How to Bet at a Sportsbook

A sportsbook is a gambling establishment that accepts bets on a wide variety of sporting events. It has a large betting menu and offers multiple types of wagers, including moneyline bets, point spread bets, and prop bets. It also features a variety of payment options, transparent bonuses, and first-rate customer service to attract new customers. Creating a reliable sportsbook requires careful planning and a thorough understanding of regulatory requirements and market trends.

The sportsbook industry is a fast-growing and profitable business. It offers bettors an opportunity to win cash and prizes while watching their favorite teams and players compete. There are many different ways to place a bet, and the type of wager you choose will depend on your level of expertise and risk tolerance. You can place a bet online or over the phone, or you can visit a sportsbook in person.

Online sportsbooks provide the convenience of placing bets from anywhere, at any time. They accept bets on a wide range of sporting events, including professional and college football games, baseball, hockey, basketball, and more. They also offer a variety of casino games and other forms of gambling, such as video poker, roulette, blackjack, and slots. Many online sportsbooks are regulated by the state in which they operate and feature secure, user-friendly websites.

A sportsbook’s profit margin depends on its pricing of odds and the amount of money it takes in bets. The goal is to price the bets as close as possible to a “centered game,” where the odds reflect the actual expected probability that an event will occur. The sportsbook will then collect 4.5% of all bets placed, referred to as the vig.

To make a bet, a player must know the ID or rotation number of a particular game and the size of the wager. They can then tell the sportsbook ticket writer the bet, and they will give the bettor a paper ticket that will be redeemed for money should the bet win. In Las Vegas, bettors can also use the automated sportsbook kiosks to place their bets.

While sportsbooks may attempt to balance the action by adjusting their lines, they cannot completely eliminate human biases. For example, sports fans tend to take popular teams and heavy favorites, which leads to lopsided bets. The sportsbooks can take advantage of this tendency by shading their lines to earn more money.

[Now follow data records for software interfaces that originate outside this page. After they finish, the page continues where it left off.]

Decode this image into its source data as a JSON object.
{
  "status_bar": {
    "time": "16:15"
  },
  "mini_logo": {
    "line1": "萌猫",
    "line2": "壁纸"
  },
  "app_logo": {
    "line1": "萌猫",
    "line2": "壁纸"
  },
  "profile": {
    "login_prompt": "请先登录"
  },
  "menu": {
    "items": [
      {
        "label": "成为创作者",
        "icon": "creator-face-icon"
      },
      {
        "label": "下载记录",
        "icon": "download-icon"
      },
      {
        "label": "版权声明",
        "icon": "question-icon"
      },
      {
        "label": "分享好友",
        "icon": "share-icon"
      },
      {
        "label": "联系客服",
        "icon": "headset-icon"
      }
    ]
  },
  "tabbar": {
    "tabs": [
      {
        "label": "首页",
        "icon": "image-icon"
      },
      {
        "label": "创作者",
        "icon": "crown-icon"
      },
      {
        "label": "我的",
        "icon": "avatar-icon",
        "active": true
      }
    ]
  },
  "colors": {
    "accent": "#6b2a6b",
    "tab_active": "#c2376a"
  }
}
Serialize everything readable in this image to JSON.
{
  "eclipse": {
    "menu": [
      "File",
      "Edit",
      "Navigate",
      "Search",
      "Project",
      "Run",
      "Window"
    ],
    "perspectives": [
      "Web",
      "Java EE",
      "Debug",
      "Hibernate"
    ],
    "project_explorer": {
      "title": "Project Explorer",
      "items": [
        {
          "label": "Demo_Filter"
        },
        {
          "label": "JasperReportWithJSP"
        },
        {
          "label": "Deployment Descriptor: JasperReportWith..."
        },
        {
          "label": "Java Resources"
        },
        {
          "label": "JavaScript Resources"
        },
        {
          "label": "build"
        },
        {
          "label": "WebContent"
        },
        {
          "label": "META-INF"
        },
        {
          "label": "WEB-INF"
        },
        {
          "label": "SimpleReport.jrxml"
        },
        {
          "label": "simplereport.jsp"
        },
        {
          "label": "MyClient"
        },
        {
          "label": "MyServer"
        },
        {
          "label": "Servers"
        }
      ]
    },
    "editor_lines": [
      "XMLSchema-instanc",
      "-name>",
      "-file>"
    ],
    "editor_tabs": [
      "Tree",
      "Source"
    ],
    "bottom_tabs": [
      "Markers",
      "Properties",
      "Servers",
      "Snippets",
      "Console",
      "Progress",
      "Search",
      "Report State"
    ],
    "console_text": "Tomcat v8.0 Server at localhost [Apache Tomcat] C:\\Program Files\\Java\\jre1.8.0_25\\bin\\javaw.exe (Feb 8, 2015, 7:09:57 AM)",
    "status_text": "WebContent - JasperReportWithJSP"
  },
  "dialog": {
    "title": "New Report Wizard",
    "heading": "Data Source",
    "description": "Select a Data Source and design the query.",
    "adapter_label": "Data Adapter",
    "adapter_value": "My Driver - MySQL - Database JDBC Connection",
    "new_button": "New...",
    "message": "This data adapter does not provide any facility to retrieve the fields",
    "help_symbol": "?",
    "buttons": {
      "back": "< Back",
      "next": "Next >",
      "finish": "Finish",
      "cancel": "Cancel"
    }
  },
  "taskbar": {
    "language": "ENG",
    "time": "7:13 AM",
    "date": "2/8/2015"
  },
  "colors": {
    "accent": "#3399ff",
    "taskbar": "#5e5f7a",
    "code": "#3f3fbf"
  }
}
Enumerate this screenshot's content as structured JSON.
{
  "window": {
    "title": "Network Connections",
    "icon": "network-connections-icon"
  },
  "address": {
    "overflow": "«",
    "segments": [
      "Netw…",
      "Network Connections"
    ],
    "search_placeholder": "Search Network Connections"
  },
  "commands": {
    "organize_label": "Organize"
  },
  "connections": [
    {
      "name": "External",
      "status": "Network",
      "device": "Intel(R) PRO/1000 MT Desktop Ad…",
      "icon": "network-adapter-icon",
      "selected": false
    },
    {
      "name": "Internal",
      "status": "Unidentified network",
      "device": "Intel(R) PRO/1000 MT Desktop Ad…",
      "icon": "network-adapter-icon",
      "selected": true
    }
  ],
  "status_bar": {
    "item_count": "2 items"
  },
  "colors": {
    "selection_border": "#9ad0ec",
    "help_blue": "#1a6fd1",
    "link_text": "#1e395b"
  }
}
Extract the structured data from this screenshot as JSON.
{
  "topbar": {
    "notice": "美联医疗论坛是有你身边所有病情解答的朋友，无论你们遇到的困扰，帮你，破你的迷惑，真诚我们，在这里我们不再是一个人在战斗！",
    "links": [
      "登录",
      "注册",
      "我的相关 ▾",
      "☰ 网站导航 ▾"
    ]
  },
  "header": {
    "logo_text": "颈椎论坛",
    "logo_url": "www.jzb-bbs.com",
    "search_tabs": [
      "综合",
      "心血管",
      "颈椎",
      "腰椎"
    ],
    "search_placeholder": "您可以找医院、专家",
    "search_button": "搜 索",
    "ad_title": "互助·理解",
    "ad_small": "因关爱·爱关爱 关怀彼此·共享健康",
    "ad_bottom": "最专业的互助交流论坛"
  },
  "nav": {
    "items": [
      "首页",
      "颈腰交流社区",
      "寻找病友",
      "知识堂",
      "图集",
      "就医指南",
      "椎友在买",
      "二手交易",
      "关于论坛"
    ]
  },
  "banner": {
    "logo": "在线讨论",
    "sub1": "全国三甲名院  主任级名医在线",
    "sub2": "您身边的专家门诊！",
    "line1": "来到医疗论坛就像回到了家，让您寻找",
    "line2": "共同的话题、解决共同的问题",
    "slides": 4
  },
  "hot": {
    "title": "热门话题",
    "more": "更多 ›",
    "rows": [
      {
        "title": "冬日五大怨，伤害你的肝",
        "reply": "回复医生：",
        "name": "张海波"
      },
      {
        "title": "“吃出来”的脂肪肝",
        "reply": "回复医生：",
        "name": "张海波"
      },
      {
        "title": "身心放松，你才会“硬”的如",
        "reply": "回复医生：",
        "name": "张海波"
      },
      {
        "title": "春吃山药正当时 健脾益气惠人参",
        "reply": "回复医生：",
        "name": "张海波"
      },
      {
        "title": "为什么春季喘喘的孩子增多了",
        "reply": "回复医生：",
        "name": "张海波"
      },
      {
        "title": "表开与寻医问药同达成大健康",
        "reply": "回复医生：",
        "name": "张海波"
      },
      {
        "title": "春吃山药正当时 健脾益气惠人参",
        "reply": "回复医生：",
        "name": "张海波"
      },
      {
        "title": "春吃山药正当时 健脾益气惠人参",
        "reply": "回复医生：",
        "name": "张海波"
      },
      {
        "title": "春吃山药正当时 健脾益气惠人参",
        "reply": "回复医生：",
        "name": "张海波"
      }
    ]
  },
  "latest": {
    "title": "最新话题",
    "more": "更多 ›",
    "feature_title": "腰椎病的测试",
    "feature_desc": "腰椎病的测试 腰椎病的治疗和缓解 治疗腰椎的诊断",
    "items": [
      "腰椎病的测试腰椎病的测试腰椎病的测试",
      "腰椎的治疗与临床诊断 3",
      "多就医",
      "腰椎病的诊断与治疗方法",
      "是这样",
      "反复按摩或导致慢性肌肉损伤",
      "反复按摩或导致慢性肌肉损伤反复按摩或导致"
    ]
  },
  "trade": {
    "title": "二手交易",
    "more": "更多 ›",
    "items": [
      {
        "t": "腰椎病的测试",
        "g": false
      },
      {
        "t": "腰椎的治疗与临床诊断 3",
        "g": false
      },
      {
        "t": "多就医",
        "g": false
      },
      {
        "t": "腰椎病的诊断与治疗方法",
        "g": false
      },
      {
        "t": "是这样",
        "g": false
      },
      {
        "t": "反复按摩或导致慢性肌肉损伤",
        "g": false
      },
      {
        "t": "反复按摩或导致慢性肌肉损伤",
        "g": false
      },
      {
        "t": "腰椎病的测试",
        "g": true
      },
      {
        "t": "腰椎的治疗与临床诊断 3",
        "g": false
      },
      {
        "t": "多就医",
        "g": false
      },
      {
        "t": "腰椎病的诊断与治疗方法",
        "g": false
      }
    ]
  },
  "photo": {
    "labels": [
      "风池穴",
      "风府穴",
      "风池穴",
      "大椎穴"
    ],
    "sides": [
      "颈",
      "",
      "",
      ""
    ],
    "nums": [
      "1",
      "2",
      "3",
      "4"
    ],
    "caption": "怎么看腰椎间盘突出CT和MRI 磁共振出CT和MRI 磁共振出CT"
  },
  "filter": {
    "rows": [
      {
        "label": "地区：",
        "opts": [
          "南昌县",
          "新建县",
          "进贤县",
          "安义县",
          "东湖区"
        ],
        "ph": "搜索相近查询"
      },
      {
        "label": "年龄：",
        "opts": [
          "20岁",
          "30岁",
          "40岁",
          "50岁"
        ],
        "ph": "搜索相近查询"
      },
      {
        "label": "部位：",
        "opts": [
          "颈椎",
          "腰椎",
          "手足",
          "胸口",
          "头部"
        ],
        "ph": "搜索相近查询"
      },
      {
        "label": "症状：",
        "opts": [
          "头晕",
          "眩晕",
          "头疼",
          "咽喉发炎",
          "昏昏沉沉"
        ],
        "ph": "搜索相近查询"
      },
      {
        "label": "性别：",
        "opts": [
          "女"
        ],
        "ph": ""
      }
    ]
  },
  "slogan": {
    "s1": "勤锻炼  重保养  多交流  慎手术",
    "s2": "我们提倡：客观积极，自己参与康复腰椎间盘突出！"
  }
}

A reputable sportsbook will have an extensive list of available markets and will offer competitive odds. It will also provide clear rules and regulations, a convenient deposit/withdrawal option, and customer support via phone and live chat. In addition to these features, a quality sportsbook should have an appealing layout and interface and offer first-class security measures. Choosing the right gaming software is crucial for running a successful sportsbook. A quality computer system is an essential part of a sportsbook, as it will manage the data that drives revenue and losses, legal updates, and resource management.